What’s your story?

Ideas on deciding what to speak or write about

Whenever I read an article, or watch a talk, I ask myself: why are you telling me this? Why not anybody else? What makes you the best person — ideally in the world — to tell the story that you’re telling?

In some cases the answer is clear: if you are a member of TC39, you are the perfect person to speak about new features you just designed to be part of the next version of JavaScript. If you just came out of a failed start-up and have some lessons learned — you’re the perfect person to share them. They’re unique, they’re about what you do — nobody else is more qualified.

The key here is the relation between you and the topic you’re writing or speaking about.

I will be direct with you. I’m not very interested in reading article #423 on new features in Java 10, or a talk on new features in JavaScript that is effectively a summary of something I could read on MDN. Repeating a list of features, perhaps with some code examples doesn’t do it for me. If you ever wondered why your article about your favorite 3 new features of insert language here didn’t change the world — there’s your answer.

That is, unless you were able to offer a unique new perspective on them: why do they matter from your view?
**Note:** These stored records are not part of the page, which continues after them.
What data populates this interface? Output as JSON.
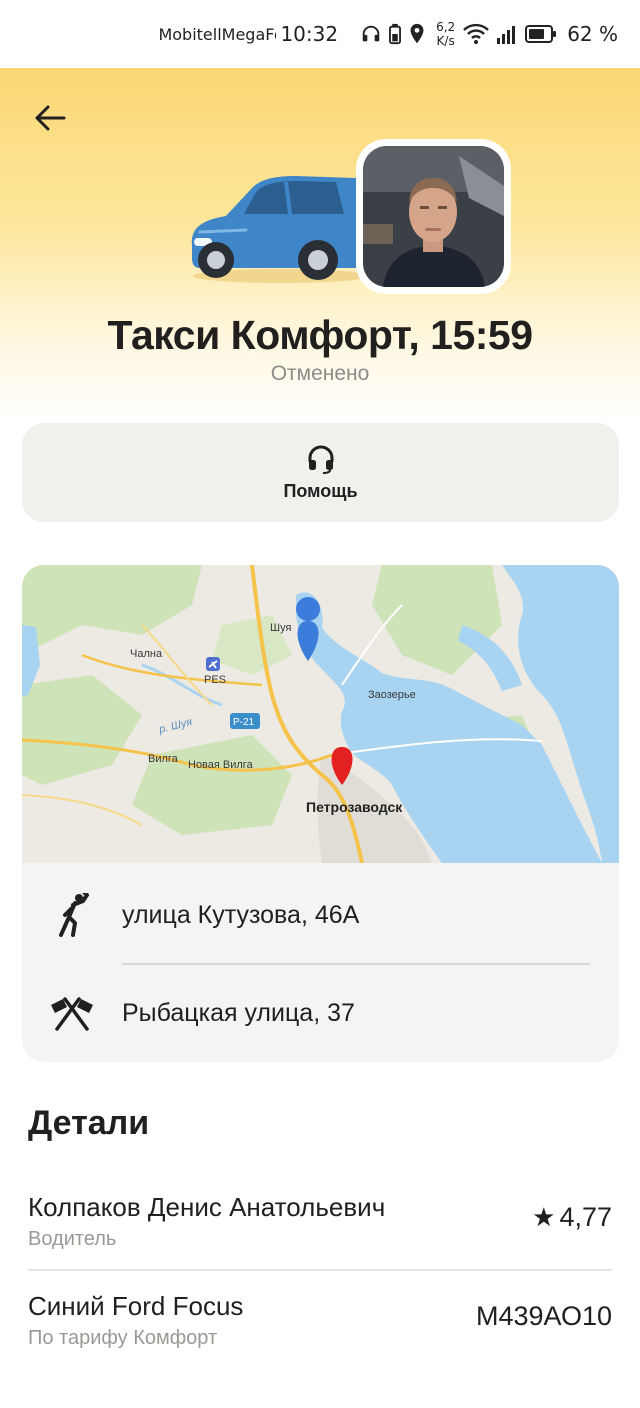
{
  "status_bar": {
    "carrier": "MobitellMegaFon",
    "time": "10:32",
    "speed_value": "6,2",
    "speed_unit": "K/s",
    "battery": "62 %"
  },
  "header": {
    "title": "Такси Комфорт, 15:59",
    "status": "Отменено"
  },
  "help": {
    "label": "Помощь"
  },
  "map": {
    "labels": {
      "shuya": "Шуя",
      "chalna": "Чална",
      "pes": "PES",
      "zaozerye": "Заозерье",
      "shuya_river": "р. Шуя",
      "road": "Р-21",
      "vilga": "Вилга",
      "novaya_vilga": "Новая Вилга",
      "petrozavodsk": "Петрозаводск"
    },
    "colors": {
      "water": "#a8d4f2",
      "land": "#eceae2",
      "forest": "#cfe3b8",
      "road": "#f5c24a",
      "start_pin": "#3c7ddb",
      "end_pin": "#e32121"
    }
  },
  "route": {
    "start": "улица Кутузова, 46А",
    "end": "Рыбацкая улица, 37"
  },
  "details": {
    "title": "Детали",
    "driver_name": "Колпаков Денис Анатольевич",
    "driver_role": "Водитель",
    "rating_star": "★",
    "rating": "4,77",
    "car": "Синий Ford Focus",
    "tariff": "По тарифу Комфорт",
    "plate": "М439АО10"
  },
  "colors": {
    "header_yellow": "#fbd774",
    "card_bg": "#f1f0ed",
    "text": "#21201f",
    "muted": "#8c8b87",
    "car_blue": "#3f86c8"
  }
}
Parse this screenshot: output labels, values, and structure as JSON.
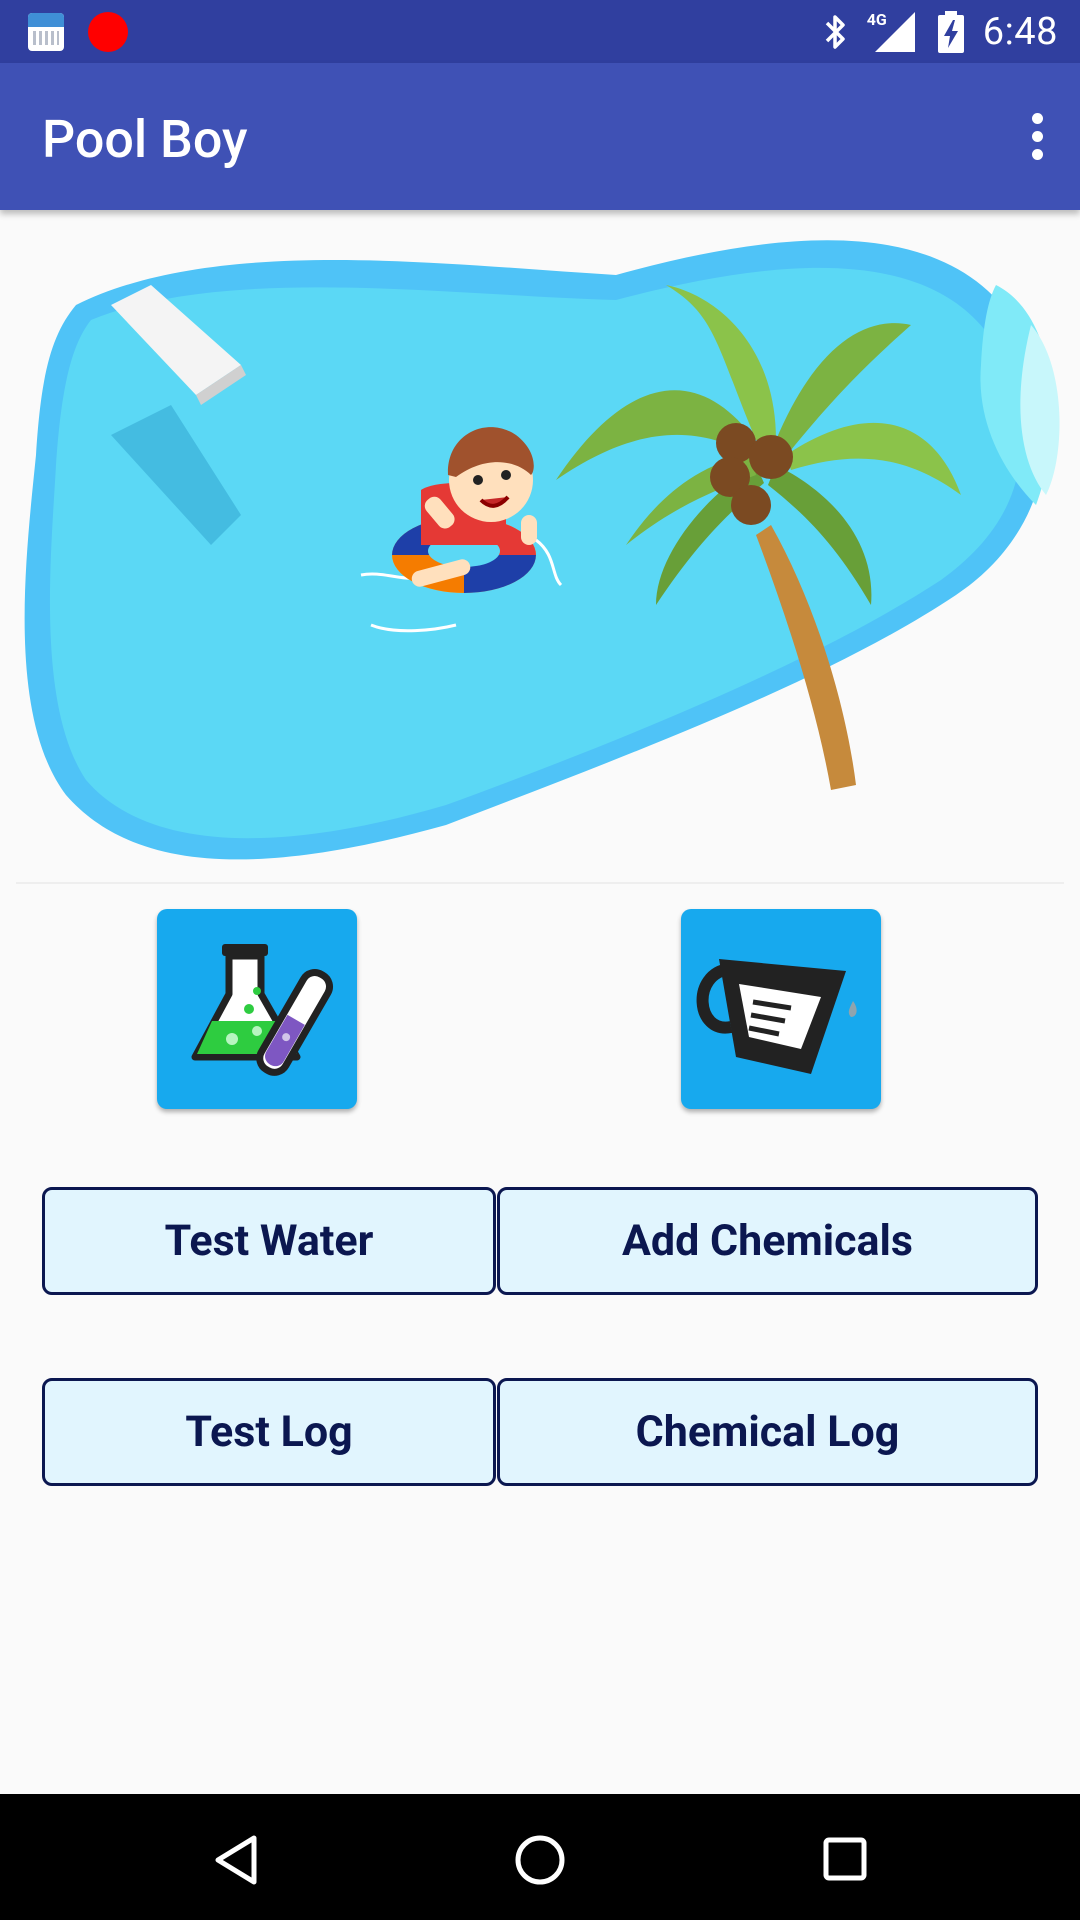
{
  "status_bar": {
    "time": "6:48",
    "network_type": "4G",
    "colors": {
      "background": "#303f9f",
      "record_dot": "#ff0000"
    }
  },
  "app_bar": {
    "title": "Pool Boy",
    "background": "#3f51b5"
  },
  "hero": {
    "illustration": "pool-with-boy-on-float-and-palm-tree"
  },
  "tiles": [
    {
      "icon": "flask-test-tube-icon",
      "background": "#17a9ee"
    },
    {
      "icon": "measuring-cup-icon",
      "background": "#17a9ee"
    }
  ],
  "buttons": {
    "test_water": "Test Water",
    "add_chemicals": "Add Chemicals",
    "test_log": "Test Log",
    "chemical_log": "Chemical Log",
    "style": {
      "fill": "#e1f5fe",
      "border": "#0b1750"
    }
  },
  "nav_bar": {
    "icons": [
      "back-icon",
      "home-icon",
      "recents-icon"
    ]
  }
}
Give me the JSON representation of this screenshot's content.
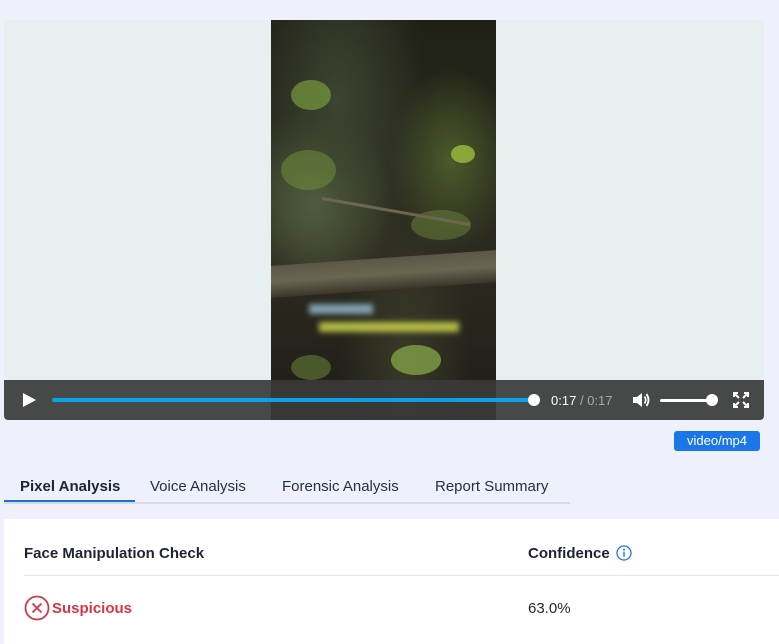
{
  "player": {
    "current_time": "0:17",
    "separator": "/",
    "duration": "0:17",
    "progress_fraction": 1.0,
    "volume_fraction": 1.0,
    "icons": [
      "play-icon",
      "volume-icon",
      "fullscreen-icon"
    ]
  },
  "mime_type": "video/mp4",
  "tabs": [
    {
      "label": "Pixel Analysis",
      "active": true
    },
    {
      "label": "Voice Analysis",
      "active": false
    },
    {
      "label": "Forensic Analysis",
      "active": false
    },
    {
      "label": "Report Summary",
      "active": false
    }
  ],
  "results": {
    "header_check": "Face Manipulation Check",
    "header_confidence": "Confidence",
    "rows": [
      {
        "status": "Suspicious",
        "confidence": "63.0%"
      }
    ]
  },
  "colors": {
    "accent": "#1b76e8",
    "progress": "#0aa3e6",
    "suspicious": "#d93447"
  }
}
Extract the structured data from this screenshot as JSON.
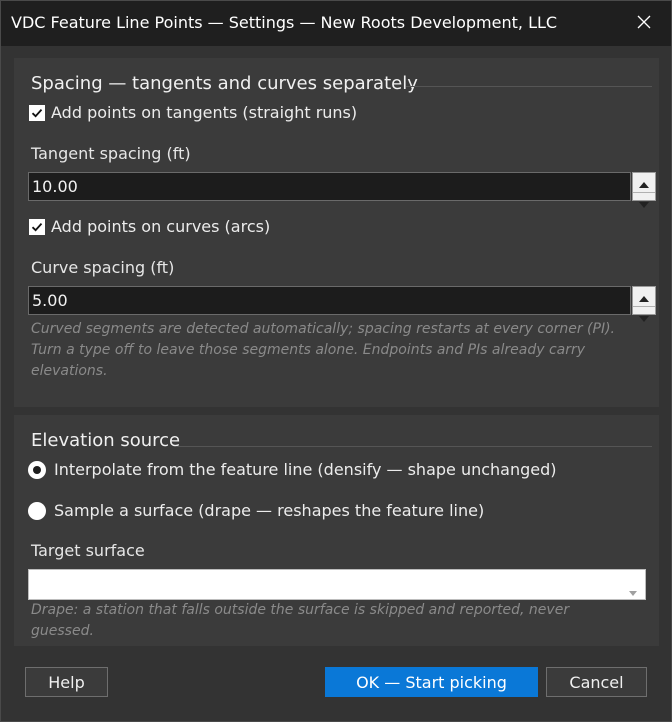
{
  "window": {
    "title": "VDC Feature Line Points — Settings — New Roots Development, LLC"
  },
  "spacing": {
    "heading": "Spacing — tangents and curves separately",
    "tangents_check": {
      "label": "Add points on tangents (straight runs)",
      "checked": true
    },
    "tangent_spacing_label": "Tangent spacing (ft)",
    "tangent_spacing_value": "10.00",
    "curves_check": {
      "label": "Add points on curves (arcs)",
      "checked": true
    },
    "curve_spacing_label": "Curve spacing (ft)",
    "curve_spacing_value": "5.00",
    "help_lines": [
      "Curved segments are detected automatically; spacing restarts at every corner (PI).",
      "Turn a type off to leave those segments alone. Endpoints and PIs already carry",
      "elevations."
    ]
  },
  "elevation": {
    "heading": "Elevation source",
    "option_interpolate": {
      "label": "Interpolate from the feature line (densify — shape unchanged)",
      "selected": true
    },
    "option_surface": {
      "label": "Sample a surface (drape — reshapes the feature line)",
      "selected": false
    },
    "target_surface_label": "Target surface",
    "target_surface_value": "",
    "help": "Drape: a station that falls outside the surface is skipped and reported, never guessed."
  },
  "buttons": {
    "help": "Help",
    "ok": "OK — Start picking",
    "cancel": "Cancel"
  },
  "colors": {
    "accent": "#0a78d7",
    "window_bg": "#333333",
    "group_bg": "#3b3b3b",
    "titlebar_bg": "#1f1f1f"
  },
  "icons": {
    "close": "close-icon",
    "spin_up": "chevron-up-icon",
    "spin_down": "chevron-down-icon",
    "dropdown": "chevron-down-icon"
  }
}
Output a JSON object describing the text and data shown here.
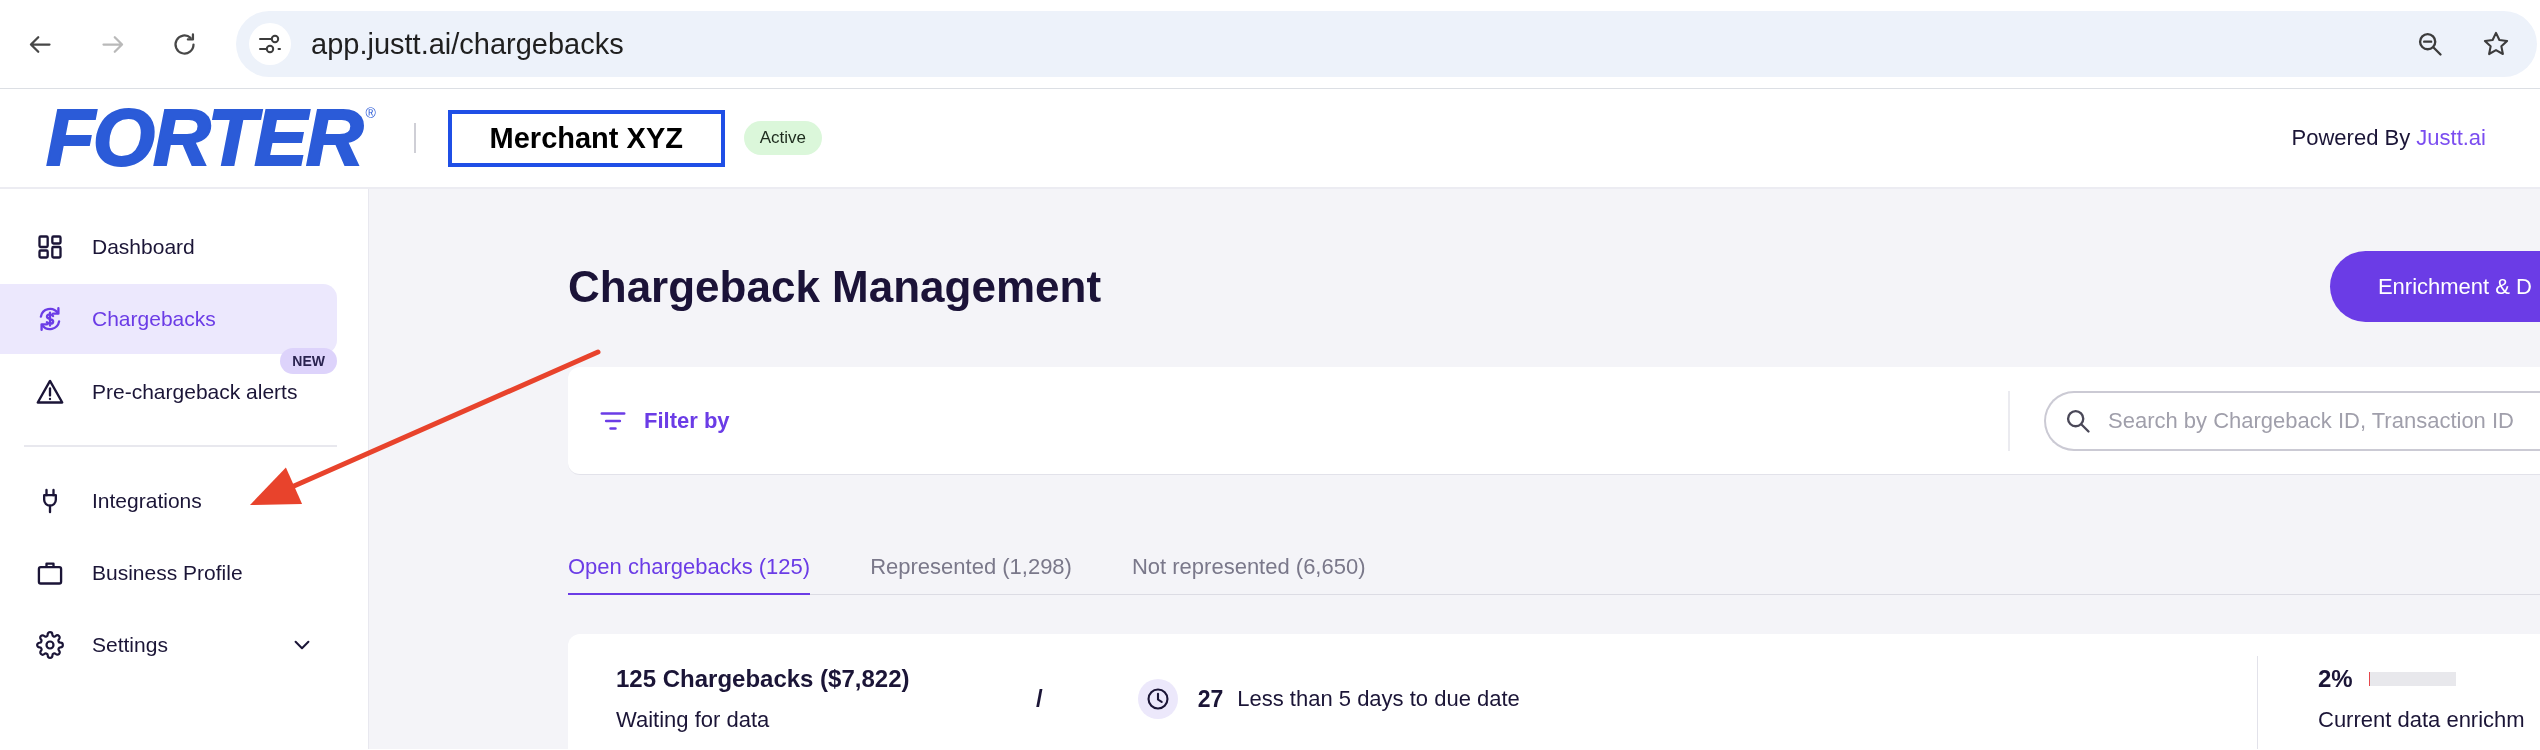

Do you have experience using those features worth sharing, some pitfalls to avoid?

Where is the YOU in what you write or speak about?

To be clear — I don’t mean this in a discouraging way. I’m not suggesting there’s nothing that makes you unique — in fact, for sure there is.

Trust me. I’m a doctor.

Here are some sources of uniqueness, ranked from easy to hard to discover:

  1. Your experience — I’m sure you worked on interesting technical challenges, large scale, start-ups, built a SOAP layer on top of COBOL. Everybody has a unique set of experiences (assuming you’ve actually done something during your career already), so you just have to explore what is relatively uncommon, and can help other people. You can also develop additional experience by having hobby projects, in case your job doesn’t give you much (if that’s the case — incidentally — I’m hiring).
  2. Your style — perhaps you are a funny one, or perhaps you are great at story telling. Engaging your audience during a talk, or in an article is not easy, but it does have impact. Your content may be great, but if you cannot present it… Luckily, these are, at least to an extent, learnable skills. You can read books or take courses on how to tell stories, and how to be a better presenter. On being funny, perhaps too, but if you’re not a naturally-born-funny-person I wouldn’t invest into this too deeply.
  3. Your why — people respond better to people with charisma, which is highly correlated to being driven; to having a higher purpose. Some people have this naturally, others have to dig — personally, I’m still digging. The classic talk on this topic is from Simon Sinek, who also wrote a book on how to find your “why”.

Note that this list is also ranked in terms of impact. If you have a unique experience to share — cool! If you can do so in a unique way — wow! If this experience is presented in an engaging way and is a part of some bigger mission — I will follow you (on twitter — don’t worry).

Anybody can put words on the Internets. Meet-ups and conference everywhere will give you a stage to say whatever you have to say. There is opportunity. So tell us…

What’s your story?